I Want a Pay Raise (or else…)


By Phil Harwood

When an employee comes to you asking for (or demanding) a pay raise, it’s important to handle things appropriately. If you make the wrong moves at this critical time, you might end up in a place you wish you weren’t. However, if you make the right moves, you might end up in a better place than where you started.

I know this situation well and understand its delicate nature. In fact, I’ve sat on both sides of this table many times in my career. It’s a tricky situation and so my first word of wisdom is to never go it alone. Bring in at least one other person as an advisor to you. This may be a peer in your company, your business coach, or anyone whose opinion you respect. This is a field full of landmines and you want to be very careful about where you step. Get a partner. 

Begin by asking the “why” question and keep an open mind. There is a reason why people are asking for more money, and often it’s not about the money. Sometimes, there is more than one reason. Sometimes, it is just about the money. You have to get to the bottom of the situation and uncover all of the reasons. 

The tricky part here is that people won’t tell you the real reasons unless they really believe you will listen and care about what they’re saying.
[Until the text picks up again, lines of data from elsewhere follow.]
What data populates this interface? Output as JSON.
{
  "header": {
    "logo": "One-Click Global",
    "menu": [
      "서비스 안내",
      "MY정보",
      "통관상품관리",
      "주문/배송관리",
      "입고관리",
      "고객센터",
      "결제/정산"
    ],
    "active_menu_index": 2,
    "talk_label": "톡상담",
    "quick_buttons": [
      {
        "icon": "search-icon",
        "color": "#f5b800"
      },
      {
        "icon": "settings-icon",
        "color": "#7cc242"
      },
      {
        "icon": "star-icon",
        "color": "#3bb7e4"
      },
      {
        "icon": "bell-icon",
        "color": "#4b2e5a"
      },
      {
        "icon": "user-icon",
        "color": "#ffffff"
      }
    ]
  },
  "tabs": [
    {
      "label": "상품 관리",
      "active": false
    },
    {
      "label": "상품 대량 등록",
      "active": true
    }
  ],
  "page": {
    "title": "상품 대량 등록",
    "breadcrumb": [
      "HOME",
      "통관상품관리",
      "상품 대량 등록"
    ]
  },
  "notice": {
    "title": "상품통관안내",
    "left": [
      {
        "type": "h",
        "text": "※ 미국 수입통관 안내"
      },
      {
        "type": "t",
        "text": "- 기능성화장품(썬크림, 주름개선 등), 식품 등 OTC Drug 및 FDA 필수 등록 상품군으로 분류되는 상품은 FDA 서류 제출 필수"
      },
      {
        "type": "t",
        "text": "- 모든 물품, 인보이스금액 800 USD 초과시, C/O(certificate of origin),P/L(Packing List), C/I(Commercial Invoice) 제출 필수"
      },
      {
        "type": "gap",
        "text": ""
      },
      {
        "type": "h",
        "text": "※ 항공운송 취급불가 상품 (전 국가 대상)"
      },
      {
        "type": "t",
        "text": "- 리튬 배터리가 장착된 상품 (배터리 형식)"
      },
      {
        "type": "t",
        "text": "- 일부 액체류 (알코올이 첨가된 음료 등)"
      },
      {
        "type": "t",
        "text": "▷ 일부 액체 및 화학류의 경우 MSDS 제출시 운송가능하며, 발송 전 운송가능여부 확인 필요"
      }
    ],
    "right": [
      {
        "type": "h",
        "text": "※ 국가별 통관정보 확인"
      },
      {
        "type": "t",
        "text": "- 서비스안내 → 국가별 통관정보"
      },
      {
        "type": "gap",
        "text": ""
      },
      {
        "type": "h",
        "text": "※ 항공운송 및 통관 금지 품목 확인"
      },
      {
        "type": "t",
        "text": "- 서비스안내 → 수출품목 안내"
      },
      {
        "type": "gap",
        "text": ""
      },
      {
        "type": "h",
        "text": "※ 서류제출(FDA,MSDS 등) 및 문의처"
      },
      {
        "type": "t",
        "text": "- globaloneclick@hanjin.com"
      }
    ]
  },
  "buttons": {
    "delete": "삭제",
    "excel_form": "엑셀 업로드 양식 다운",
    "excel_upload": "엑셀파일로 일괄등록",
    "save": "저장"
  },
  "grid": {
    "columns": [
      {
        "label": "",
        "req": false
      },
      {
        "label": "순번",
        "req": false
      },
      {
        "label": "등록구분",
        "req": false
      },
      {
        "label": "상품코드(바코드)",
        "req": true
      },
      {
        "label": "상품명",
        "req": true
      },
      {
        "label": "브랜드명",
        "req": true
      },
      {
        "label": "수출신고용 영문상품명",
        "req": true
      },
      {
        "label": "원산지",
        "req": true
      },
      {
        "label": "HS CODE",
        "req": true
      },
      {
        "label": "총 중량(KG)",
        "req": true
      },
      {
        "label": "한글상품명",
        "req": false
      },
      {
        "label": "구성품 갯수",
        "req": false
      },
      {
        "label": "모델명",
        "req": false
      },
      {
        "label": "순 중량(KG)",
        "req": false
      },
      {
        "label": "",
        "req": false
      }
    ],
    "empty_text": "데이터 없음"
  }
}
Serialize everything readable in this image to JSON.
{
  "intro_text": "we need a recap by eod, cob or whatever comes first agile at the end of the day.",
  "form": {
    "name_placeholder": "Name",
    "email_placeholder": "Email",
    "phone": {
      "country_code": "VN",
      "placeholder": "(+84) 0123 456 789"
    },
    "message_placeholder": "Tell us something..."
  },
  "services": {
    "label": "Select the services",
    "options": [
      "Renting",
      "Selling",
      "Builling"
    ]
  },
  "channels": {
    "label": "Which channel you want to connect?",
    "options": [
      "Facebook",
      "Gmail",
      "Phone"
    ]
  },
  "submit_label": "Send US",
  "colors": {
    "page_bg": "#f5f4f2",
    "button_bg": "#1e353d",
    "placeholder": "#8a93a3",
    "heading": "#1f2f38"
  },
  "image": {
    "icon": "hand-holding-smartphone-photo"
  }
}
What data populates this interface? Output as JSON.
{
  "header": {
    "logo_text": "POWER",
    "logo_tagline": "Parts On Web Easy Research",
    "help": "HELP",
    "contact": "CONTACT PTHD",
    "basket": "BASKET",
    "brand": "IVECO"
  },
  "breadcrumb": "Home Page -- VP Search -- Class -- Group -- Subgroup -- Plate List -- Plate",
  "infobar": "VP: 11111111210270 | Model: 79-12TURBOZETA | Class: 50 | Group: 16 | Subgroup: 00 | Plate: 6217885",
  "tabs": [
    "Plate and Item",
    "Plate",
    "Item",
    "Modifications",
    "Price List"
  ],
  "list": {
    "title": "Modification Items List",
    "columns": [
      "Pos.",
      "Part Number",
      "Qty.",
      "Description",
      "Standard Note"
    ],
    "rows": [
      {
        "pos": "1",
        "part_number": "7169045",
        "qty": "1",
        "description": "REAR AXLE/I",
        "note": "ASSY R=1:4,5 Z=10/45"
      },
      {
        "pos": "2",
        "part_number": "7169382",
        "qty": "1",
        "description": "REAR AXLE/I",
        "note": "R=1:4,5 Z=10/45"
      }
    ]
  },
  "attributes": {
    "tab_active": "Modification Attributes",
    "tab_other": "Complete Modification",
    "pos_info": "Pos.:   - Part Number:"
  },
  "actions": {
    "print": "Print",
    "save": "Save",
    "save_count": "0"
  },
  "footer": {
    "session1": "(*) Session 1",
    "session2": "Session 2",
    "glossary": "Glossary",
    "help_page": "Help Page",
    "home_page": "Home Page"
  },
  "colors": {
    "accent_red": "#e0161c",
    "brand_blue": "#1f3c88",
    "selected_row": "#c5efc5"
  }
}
If you give any indication that you don’t have time for them, don’t have the patience, or don’t have the stomach to have a “real” conversation, they aren’t going to come clean. If this happens, the only conversation will be about money and you probably will end up losing the person EVEN IF their demands for more pay are met, because it wasn’t really about the money to begin with.

Start with the “why” question. Get the real reasons out on the table and work through them. You might still need to talk about money but that’s a secondary, less important part of the discussion. Money is important but only up to a point. Compensation needs to be fair and sufficient for the situation but once it has met those criteria, it becomes less important and other things take precedence. 

Before getting into the money conversation, ask yourself a few questions:

  • Do you have in place a compensation matrix that shows where this person’s compensation lies on a spectrum from minimum to maximum for their position? If not, you’re in a bad position to start with because you don’t have a reference point to work from. 
  • Was this compensation matrix updated in the last six months? If not, there’s a good chance it doesn’t reflect current value. It’s easy to get behind if you’re not paying attention. 
  • Has this person been receiving regular, annual, cost-of-living increases? If not, they are slipping behind and they know it. 
  • Has this person received merit increases for taking on more responsibilities or performing above expectations? If not, this is a key area to address and one that is commonly overlooked.
  • What would be the impact of this person leaving your company? The more detrimental, the more urgent this situation is. 
  • What would it cost you to replace this person, not just in terms of salary, but also in terms of onboarding and training a replacement? The more expense, the more urgent this situation is. 
  • What has this person’s track record been and how deserving are they of this consideration? A pain-in-the-butt employee may not deserve much of an audience at all, but a high-performing one certainly does. 

My final word of wisdom is that you don’t need to make any rash decisions here. As long as the employee knows that you’re taking this seriously, take the time you need to make a good decision. However, don’t let this drag out for more than a week or two, and keep your employee updated on what’s happening. 

As you can see, there are several things to think about. That’s why it is so important to get a partner who will slow you down and help you analyze the situation. 

Good luck and let me know if I can be of any assistance. 

Now go forth. 

Tags: Compensation , Pay , Raise ,